The Best Time To Eat Protein
By: Maria Viall CHHP, CNP, ROHP
It is well known that protein is a necessary macronutrient the body needs to maintain health. Proteins are the building blocks of the body due to its muscle building, repair and wound healing properties. Protein molecules help make up hair, tendons and even play a role in our cognitive health.
It’s safe to say, protein is a must in our daily diet. However, when you eat your protein can have an effect on your overall health as well.
Expert opinions on meal timing can vary drastically from 1 meal a day all the way to 6-8 mini-meals. What used to be a 3 times a day routine has now become an all day grazing event in terms of eating frequency. Some experts believe the “grazing culture” is correlated to increasing levels of obesity, blood sugar issues and sleep disturbances, as it causes the body to constantly be digesting nutrients which adds to increased internal stress to the body.
What we do know is a complete meal containing the macronutrients fat, fiber and most importantly, protein. Protein will help keep you feeling satisfied longer than either carbohydrates or fat. Adequate amounts at each meal help keep you from experiencing in-between meal “hanger” (anger caused by hunger), blood sugar dips and constant cravings.
This begins right away in the morning with your first meal of the day…breakfast. A recent study found that individuals who ate a breakfast high in whey protein reported less hunger and had lower post-meal blood sugar spikes. They even lost more weight than the groups that ate other foods for breakfast.
The conclusion was that whey protein has a significant role in decreasing levels of the hunger hormone grehlin, which is released by the stomach in response to low blood sugar levels.
It sends signals to your brain that you’re hungry. Grehlin is suppressed following a meal, especially one high in protein.
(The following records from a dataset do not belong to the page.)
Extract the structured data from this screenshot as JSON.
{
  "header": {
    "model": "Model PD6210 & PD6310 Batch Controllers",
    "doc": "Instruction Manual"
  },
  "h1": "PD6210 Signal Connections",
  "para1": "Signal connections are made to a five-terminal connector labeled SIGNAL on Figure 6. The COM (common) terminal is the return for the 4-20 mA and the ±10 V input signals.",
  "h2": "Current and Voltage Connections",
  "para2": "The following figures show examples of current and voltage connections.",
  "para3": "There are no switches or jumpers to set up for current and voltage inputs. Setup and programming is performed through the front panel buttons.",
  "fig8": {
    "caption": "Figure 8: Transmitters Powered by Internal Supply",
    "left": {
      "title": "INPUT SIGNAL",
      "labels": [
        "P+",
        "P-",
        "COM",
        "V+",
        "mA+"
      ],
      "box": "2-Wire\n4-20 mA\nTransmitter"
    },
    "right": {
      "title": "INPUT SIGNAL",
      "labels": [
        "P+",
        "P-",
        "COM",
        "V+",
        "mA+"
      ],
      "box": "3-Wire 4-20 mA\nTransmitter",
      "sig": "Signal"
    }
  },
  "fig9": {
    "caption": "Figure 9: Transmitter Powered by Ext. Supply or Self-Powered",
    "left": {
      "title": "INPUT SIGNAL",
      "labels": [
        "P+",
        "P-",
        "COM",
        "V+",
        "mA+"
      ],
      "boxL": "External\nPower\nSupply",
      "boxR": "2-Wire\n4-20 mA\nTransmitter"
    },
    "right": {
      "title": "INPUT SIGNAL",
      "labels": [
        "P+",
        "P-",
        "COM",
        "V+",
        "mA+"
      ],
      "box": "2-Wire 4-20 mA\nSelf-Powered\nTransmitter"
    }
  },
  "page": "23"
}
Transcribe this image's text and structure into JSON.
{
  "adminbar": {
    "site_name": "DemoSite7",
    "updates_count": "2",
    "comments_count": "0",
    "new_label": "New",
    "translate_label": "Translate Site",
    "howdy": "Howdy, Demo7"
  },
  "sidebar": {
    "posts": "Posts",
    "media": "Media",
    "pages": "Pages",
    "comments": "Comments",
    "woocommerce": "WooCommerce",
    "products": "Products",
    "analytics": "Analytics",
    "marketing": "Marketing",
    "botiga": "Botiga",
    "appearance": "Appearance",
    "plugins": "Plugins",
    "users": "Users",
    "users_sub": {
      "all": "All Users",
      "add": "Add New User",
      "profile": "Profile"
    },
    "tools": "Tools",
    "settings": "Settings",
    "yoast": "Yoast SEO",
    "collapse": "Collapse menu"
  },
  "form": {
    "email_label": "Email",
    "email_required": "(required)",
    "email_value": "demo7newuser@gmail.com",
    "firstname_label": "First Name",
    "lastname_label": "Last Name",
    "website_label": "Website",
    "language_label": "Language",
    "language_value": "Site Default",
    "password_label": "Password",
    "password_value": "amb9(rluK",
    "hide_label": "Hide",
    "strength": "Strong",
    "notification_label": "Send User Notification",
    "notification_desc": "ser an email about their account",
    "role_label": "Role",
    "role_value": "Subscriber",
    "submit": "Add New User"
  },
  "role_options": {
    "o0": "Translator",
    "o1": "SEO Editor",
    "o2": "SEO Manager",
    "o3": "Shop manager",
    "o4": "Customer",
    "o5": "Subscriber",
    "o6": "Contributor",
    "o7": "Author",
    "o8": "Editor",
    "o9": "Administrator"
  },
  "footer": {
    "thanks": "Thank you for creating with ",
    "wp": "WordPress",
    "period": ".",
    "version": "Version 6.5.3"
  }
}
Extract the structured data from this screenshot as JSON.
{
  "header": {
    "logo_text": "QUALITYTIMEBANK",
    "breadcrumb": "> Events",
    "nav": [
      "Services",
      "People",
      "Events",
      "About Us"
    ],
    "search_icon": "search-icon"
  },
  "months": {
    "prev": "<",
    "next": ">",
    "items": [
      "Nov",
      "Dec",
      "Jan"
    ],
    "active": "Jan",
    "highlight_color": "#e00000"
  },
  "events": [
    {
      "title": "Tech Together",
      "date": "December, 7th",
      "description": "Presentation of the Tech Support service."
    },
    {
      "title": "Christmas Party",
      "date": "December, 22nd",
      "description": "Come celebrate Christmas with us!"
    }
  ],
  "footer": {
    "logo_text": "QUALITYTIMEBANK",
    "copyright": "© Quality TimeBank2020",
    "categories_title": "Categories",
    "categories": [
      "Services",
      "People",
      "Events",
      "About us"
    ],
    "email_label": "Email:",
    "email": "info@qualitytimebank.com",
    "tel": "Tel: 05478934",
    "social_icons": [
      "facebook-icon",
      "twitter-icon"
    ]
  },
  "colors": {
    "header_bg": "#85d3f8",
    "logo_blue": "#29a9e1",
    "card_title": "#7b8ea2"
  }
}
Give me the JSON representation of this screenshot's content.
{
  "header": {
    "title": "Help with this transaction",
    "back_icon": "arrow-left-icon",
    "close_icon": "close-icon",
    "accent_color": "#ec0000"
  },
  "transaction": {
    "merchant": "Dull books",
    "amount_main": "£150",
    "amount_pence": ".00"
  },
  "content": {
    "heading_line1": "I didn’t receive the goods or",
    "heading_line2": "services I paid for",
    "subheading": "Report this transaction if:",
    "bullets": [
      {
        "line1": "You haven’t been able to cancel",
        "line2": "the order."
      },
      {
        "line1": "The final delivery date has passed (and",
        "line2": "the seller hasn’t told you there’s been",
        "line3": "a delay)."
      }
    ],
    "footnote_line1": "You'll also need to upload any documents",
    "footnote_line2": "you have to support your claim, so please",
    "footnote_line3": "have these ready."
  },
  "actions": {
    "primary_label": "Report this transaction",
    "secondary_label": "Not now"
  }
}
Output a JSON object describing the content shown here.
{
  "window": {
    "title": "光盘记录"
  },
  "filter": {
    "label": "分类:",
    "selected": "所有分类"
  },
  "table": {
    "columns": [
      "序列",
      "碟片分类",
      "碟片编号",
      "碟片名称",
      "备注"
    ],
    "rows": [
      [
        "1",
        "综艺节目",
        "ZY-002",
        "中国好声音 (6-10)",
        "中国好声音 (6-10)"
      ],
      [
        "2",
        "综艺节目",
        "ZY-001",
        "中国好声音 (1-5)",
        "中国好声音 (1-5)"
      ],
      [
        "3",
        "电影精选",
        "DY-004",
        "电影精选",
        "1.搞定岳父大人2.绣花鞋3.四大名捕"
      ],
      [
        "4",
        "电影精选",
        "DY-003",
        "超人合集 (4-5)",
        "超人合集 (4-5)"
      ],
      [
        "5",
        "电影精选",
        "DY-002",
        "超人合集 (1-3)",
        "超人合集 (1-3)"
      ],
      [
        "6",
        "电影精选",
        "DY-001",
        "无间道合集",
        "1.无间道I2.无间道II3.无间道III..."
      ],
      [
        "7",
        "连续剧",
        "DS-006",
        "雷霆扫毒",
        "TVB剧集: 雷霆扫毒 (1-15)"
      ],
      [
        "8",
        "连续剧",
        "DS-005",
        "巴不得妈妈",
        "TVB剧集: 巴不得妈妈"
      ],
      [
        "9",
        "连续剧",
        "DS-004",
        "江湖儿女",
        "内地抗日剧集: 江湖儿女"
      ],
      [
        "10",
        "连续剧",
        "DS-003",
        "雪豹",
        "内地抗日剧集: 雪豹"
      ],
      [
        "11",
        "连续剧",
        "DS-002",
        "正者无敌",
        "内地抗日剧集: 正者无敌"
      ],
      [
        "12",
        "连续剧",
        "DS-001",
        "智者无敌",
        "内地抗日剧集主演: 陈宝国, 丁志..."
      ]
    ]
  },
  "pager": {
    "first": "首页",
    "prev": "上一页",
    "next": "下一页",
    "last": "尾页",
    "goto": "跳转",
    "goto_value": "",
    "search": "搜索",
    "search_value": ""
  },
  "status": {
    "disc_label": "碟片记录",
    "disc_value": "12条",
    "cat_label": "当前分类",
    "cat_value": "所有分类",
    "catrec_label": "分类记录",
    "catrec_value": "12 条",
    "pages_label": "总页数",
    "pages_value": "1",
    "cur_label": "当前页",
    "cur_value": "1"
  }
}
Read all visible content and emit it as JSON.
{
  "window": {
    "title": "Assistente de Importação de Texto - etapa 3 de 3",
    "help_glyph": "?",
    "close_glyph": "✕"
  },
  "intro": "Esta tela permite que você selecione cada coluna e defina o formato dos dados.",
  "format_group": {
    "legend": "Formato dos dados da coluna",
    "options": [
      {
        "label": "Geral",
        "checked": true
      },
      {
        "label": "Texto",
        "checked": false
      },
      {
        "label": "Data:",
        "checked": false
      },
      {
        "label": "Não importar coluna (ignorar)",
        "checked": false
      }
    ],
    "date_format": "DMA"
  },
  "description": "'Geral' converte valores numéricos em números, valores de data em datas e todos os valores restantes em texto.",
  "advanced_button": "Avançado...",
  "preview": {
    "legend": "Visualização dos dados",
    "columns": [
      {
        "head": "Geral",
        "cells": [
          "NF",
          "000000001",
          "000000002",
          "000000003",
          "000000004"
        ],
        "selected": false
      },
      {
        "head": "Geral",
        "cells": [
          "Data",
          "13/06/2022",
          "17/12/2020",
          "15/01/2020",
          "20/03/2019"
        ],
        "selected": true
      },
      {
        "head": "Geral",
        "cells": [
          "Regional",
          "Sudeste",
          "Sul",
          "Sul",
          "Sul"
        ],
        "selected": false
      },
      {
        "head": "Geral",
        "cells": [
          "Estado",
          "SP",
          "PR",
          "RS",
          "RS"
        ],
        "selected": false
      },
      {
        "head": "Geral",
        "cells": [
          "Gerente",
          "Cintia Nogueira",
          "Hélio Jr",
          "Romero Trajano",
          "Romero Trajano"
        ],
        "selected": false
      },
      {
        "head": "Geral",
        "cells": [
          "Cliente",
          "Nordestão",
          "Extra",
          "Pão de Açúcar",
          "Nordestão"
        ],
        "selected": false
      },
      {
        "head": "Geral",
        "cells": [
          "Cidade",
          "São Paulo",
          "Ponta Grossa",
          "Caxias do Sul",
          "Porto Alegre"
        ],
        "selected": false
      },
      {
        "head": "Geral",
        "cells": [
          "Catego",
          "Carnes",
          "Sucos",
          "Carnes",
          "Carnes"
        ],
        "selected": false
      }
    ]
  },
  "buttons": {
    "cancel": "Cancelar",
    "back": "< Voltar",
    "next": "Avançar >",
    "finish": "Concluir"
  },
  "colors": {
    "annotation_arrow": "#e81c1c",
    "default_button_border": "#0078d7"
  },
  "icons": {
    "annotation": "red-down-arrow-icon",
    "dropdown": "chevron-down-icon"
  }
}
So, if your current breakfast is a granola bar, bowl of cereal or perhaps black coffee, this may be attributing to that midday energy dip and afternoon carb craving. Implementing whey protein in the form of a shake or even added to oatmeal can give you that extra boost to keep energy, blood sugar levels and appetite stable.
Another study compared the results of eating equal amounts of protein at all three meals versus eating most of your daily protein at dinner. Interestingly enough, the group that consumed a steady percentage of protein at each meal showed an increase in the body’s ability to utilize the protein consumed.
This may give some explanation to that less than restful sleep after a heavy 12 oz steak dinner. It might be smarter to schedule that business meeting at lunchtime rather than dinner.
At the same time, consuming some protein at your evening meal can decrease digestive stress and even help with muscle production.
Choosing easier-to-digest proteins such as whey protein, lentils, beans or lean meats may be more beneficial at this time of day.
Starting your day off with a protein rich breakfast and consuming even amounts at each meal rather than eating a large amount at night, may have a positive effect on how you look and feel. It goes to show that getting the right amounts of adequate protein is just as important as knowing the most effective times to consume it can make a big difference in both your daily and overall health.